[RECORDS PROVIDED Boundary: Start]

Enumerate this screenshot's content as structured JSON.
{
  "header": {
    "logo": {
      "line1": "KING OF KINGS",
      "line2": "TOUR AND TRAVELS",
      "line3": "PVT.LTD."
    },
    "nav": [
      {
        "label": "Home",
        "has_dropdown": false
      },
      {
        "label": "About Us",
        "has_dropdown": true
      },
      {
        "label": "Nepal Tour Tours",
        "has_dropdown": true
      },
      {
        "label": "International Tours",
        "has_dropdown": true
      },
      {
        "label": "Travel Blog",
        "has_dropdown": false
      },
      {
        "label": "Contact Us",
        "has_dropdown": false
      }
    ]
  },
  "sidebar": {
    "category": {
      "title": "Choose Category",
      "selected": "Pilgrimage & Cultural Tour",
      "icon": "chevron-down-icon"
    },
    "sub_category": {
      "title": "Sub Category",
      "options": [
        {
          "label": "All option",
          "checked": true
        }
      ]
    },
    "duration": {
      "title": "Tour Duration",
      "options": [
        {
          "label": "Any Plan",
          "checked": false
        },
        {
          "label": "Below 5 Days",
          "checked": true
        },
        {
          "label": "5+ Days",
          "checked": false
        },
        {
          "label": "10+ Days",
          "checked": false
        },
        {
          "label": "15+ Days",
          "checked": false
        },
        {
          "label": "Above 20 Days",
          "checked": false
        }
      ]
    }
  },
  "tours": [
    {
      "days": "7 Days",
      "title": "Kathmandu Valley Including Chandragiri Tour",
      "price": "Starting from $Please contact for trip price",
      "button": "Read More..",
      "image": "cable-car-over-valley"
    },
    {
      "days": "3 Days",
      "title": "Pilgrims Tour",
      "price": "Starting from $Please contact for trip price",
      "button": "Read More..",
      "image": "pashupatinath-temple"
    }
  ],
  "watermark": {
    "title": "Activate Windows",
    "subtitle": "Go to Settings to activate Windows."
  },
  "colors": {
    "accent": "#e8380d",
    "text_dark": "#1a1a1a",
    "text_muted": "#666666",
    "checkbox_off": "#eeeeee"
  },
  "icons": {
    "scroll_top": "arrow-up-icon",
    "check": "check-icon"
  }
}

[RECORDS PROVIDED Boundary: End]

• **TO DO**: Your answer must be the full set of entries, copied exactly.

• **ANSWER SECTION**:
Enumerate this screenshot's content as structured JSON.
{
  "header": {
    "logo": {
      "line1": "KING OF KINGS",
      "line2": "TOUR AND TRAVELS",
      "line3": "PVT.LTD."
    },
    "nav": [
      {
        "label": "Home",
        "has_dropdown": false
      },
      {
        "label": "About Us",
        "has_dropdown": true
      },
      {
        "label": "Nepal Tour Tours",
        "has_dropdown": true
      },
      {
        "label": "International Tours",
        "has_dropdown": true
      },
      {
        "label": "Travel Blog",
        "has_dropdown": false
      },
      {
        "label": "Contact Us",
        "has_dropdown": false
      }
    ]
  },
  "sidebar": {
    "category": {
      "title": "Choose Category",
      "selected": "Pilgrimage & Cultural Tour",
      "icon": "chevron-down-icon"
    },
    "sub_category": {
      "title": "Sub Category",
      "options": [
        {
          "label": "All option",
          "checked": true
        }
      ]
    },
    "duration": {
      "title": "Tour Duration",
      "options": [
        {
          "label": "Any Plan",
          "checked": false
        },
        {
          "label": "Below 5 Days",
          "checked": true
        },
        {
          "label": "5+ Days",
          "checked": false
        },
        {
          "label": "10+ Days",
          "checked": false
        },
        {
          "label": "15+ Days",
          "checked": false
        },
        {
          "label": "Above 20 Days",
          "checked": false
        }
      ]
    }
  },
  "tours": [
    {
      "days": "7 Days",
      "title": "Kathmandu Valley Including Chandragiri Tour",
      "price": "Starting from $Please contact for trip price",
      "button": "Read More..",
      "image": "cable-car-over-valley"
    },
    {
      "days": "3 Days",
      "title": "Pilgrims Tour",
      "price": "Starting from $Please contact for trip price",
      "button": "Read More..",
      "image": "pashupatinath-temple"
    }
  ],
  "watermark": {
    "title": "Activate Windows",
    "subtitle": "Go to Settings to activate Windows."
  },
  "colors": {
    "accent": "#e8380d",
    "text_dark": "#1a1a1a",
    "text_muted": "#666666",
    "checkbox_off": "#eeeeee"
  },
  "icons": {
    "scroll_top": "arrow-up-icon",
    "check": "check-icon"
  }
}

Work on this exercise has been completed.